These are just a few notes I made; as a fan of just about everything Lewis wrote, I’m hesitant to post something so limited on an extended work of his, fearing that someone might think this is all I thought noteworthy. With that caveat, here’s what I happened to jot down:
- I thought important this passage (204): “… that unnameable something, the desire for which pierces us like a rapier at [a] the smell of a bonfire, [b] the sound of wild ducks flying overhead, [c] the title of The Well at the World’s End, [d] the opening lines of ‘Kubla Khan,’ [e] the morning cobwebs in late summer, or [f] the noise of falling waves?”
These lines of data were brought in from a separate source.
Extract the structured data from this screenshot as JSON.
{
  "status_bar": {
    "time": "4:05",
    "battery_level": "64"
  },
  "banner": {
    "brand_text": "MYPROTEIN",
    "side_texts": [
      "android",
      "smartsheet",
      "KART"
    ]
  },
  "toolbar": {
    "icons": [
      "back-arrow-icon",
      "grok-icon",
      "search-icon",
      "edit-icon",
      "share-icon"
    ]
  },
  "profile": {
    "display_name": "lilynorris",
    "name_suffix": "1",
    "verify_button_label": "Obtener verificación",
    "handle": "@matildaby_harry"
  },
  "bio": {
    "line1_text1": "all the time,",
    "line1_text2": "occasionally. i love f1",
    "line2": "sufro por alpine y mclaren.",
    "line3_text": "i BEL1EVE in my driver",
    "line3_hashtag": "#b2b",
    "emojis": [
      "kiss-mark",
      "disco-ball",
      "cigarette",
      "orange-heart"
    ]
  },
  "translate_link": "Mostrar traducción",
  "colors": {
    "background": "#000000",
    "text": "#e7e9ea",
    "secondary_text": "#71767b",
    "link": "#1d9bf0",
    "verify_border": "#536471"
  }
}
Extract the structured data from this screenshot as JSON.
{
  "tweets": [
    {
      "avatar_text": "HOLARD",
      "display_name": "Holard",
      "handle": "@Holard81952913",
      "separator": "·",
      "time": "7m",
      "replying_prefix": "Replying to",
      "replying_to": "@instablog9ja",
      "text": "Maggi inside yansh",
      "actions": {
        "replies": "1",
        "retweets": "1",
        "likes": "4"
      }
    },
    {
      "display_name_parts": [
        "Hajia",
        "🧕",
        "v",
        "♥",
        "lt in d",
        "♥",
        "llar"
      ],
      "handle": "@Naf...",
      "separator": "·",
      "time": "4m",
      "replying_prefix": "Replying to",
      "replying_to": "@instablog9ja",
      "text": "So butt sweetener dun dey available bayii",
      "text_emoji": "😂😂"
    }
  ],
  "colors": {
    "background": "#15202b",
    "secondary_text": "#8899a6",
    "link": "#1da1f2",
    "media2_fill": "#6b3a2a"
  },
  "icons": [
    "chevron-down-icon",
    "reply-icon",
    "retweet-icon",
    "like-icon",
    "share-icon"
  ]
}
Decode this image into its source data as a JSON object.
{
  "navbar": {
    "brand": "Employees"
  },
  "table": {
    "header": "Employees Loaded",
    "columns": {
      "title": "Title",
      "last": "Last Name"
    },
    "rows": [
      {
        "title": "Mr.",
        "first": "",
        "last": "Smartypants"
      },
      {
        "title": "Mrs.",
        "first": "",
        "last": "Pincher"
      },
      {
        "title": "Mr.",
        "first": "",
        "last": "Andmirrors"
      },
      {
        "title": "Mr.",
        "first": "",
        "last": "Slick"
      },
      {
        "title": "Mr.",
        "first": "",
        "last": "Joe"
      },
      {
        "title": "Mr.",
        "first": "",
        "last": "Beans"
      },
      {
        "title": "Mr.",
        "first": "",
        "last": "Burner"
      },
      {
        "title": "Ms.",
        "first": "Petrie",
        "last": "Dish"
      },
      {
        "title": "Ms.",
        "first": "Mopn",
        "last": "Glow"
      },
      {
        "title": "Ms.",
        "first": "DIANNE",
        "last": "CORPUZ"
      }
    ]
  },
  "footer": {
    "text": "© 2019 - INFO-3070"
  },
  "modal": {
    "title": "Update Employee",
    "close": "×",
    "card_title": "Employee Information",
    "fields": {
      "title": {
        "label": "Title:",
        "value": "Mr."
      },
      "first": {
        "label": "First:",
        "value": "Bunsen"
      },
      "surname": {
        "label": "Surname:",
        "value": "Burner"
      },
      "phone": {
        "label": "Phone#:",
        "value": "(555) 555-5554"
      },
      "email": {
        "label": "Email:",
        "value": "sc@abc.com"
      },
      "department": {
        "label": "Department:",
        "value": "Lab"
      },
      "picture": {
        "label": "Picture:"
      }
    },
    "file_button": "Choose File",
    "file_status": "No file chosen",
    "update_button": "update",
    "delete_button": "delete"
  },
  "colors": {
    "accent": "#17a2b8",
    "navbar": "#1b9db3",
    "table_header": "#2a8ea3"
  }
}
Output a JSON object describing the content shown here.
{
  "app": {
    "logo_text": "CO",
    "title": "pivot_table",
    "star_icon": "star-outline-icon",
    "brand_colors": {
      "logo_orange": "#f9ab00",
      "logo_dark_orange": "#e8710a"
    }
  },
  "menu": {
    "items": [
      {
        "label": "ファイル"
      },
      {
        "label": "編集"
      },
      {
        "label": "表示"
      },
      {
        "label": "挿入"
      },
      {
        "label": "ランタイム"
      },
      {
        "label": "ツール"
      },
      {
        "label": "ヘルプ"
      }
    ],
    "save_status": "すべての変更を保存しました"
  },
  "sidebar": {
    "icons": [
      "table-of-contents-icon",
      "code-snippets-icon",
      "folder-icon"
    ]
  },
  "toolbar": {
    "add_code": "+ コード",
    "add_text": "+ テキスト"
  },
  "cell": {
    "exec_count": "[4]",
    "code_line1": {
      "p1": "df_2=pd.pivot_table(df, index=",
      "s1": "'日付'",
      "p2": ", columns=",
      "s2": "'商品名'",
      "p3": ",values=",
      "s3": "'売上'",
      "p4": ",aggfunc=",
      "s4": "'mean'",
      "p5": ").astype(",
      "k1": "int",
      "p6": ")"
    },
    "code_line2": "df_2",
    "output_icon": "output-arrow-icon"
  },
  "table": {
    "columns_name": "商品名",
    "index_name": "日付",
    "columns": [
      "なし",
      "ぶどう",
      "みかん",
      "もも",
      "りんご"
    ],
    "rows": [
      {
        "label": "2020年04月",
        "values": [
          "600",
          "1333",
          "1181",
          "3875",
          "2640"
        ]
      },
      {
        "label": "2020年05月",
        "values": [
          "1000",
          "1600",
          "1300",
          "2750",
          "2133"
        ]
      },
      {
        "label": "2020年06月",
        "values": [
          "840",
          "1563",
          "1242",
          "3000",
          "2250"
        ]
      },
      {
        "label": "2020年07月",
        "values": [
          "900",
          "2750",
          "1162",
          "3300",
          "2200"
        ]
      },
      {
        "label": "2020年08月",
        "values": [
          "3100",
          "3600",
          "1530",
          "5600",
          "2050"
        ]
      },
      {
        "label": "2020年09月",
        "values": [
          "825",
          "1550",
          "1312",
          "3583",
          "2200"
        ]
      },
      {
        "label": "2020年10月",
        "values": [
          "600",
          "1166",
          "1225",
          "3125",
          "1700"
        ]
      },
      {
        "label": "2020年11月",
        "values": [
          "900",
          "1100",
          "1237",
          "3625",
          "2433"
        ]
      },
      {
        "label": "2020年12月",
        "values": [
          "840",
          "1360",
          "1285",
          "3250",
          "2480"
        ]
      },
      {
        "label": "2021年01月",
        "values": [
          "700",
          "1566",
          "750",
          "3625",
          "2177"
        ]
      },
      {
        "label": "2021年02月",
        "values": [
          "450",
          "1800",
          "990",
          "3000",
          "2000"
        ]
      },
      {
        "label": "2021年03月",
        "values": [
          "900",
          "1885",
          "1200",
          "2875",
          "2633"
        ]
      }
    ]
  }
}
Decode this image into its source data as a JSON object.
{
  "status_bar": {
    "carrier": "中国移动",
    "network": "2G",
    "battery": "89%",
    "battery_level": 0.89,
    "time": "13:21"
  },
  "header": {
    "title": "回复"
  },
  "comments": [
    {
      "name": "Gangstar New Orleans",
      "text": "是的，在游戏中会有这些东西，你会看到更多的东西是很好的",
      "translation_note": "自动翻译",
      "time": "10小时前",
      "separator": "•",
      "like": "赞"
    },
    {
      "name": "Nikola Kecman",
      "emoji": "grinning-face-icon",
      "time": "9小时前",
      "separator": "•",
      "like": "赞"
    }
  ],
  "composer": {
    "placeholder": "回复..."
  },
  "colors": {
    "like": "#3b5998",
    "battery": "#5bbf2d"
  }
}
- He’s critical here of Catholicism, along Protestant lines (viz., no middleman needed) (93-95, book six, ch. III). This chapter seems to say there is nothing wrong with being motivated by a desire for heavenly experiences (why would Catholics oppose this, I wonder?). More startlingly, he suggests Catholic sympathy for Fascism/Naziism (102, book six, ch. VII).
- Lewis, and Chesterton, really do seem to have an agrarian/anticapitalist, antimodern strain (as is made clear in various Pilgrim’s Regress episodes); as the passage quoted in the first bullet above shows, he is also very poetic — he calls it a specially defined “romanticism” — and indeed the search for that “unnameable something” is what initiates the pilgrim’s search here, rather than truth per se (but the two are not separated: Heaven/unity with God is not antitruth and it is that unnameable something).